▸ **WORK ITEM**:
Pictures must not be copied, but every entry must be reproduced exactly.

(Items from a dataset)
══════════════════════════════

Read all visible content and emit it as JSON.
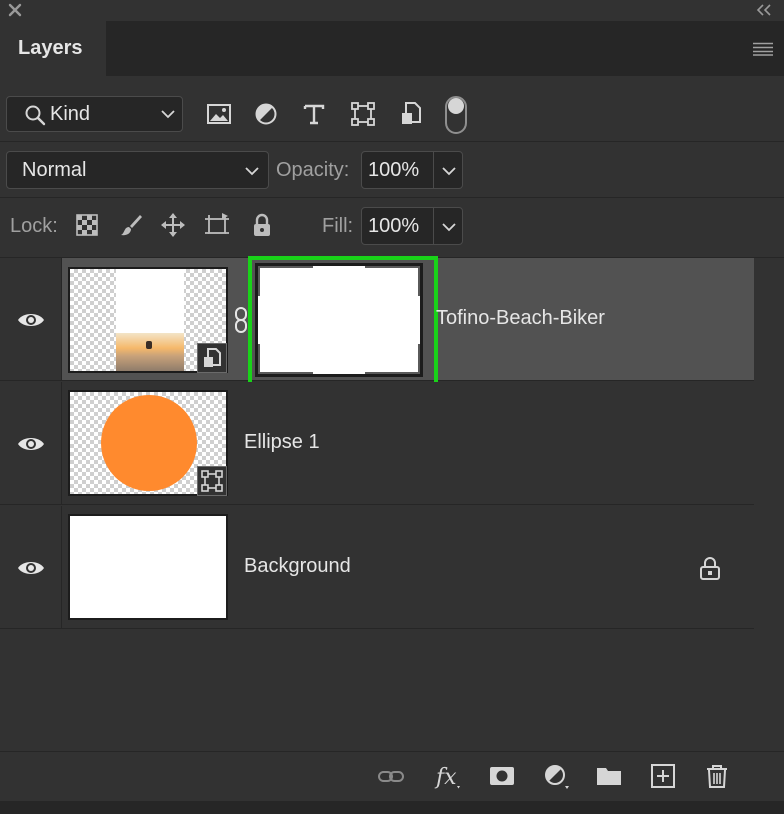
{
  "window": {
    "close_icon": "close-x-icon",
    "collapse_icon": "double-chevron-left-icon"
  },
  "panel": {
    "tab_label": "Layers",
    "menu_icon": "hamburger-menu-icon"
  },
  "filter": {
    "kind_label": "Kind",
    "icons": [
      "pixel-layer-filter-icon",
      "adjustment-layer-filter-icon",
      "type-layer-filter-icon",
      "shape-layer-filter-icon",
      "smart-object-filter-icon"
    ],
    "toggle_state": "on"
  },
  "blend": {
    "mode": "Normal",
    "opacity_label": "Opacity:",
    "opacity_value": "100%"
  },
  "lock": {
    "label": "Lock:",
    "fill_label": "Fill:",
    "fill_value": "100%"
  },
  "layers": [
    {
      "name": "Tofino-Beach-Biker",
      "selected": true,
      "visible": true,
      "has_mask": true,
      "smart_object": true
    },
    {
      "name": "Ellipse 1",
      "selected": false,
      "visible": true,
      "shape_color": "#ff8a2e"
    },
    {
      "name": "Background",
      "selected": false,
      "visible": true,
      "locked": true
    }
  ],
  "highlight_color": "#19d219",
  "bottom_icons": [
    "link-layers-icon",
    "fx-icon",
    "add-mask-icon",
    "adjustment-layer-icon",
    "new-group-icon",
    "new-layer-icon",
    "trash-icon"
  ]
}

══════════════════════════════

▸ **SOLUTION TO THE PROBLEM**:
Read all visible content and emit it as JSON.
{
  "window": {
    "close_icon": "close-x-icon",
    "collapse_icon": "double-chevron-left-icon"
  },
  "panel": {
    "tab_label": "Layers",
    "menu_icon": "hamburger-menu-icon"
  },
  "filter": {
    "kind_label": "Kind",
    "icons": [
      "pixel-layer-filter-icon",
      "adjustment-layer-filter-icon",
      "type-layer-filter-icon",
      "shape-layer-filter-icon",
      "smart-object-filter-icon"
    ],
    "toggle_state": "on"
  },
  "blend": {
    "mode": "Normal",
    "opacity_label": "Opacity:",
    "opacity_value": "100%"
  },
  "lock": {
    "label": "Lock:",
    "fill_label": "Fill:",
    "fill_value": "100%"
  },
  "layers": [
    {
      "name": "Tofino-Beach-Biker",
      "selected": true,
      "visible": true,
      "has_mask": true,
      "smart_object": true
    },
    {
      "name": "Ellipse 1",
      "selected": false,
      "visible": true,
      "shape_color": "#ff8a2e"
    },
    {
      "name": "Background",
      "selected": false,
      "visible": true,
      "locked": true
    }
  ],
  "highlight_color": "#19d219",
  "bottom_icons": [
    "link-layers-icon",
    "fx-icon",
    "add-mask-icon",
    "adjustment-layer-icon",
    "new-group-icon",
    "new-layer-icon",
    "trash-icon"
  ]
}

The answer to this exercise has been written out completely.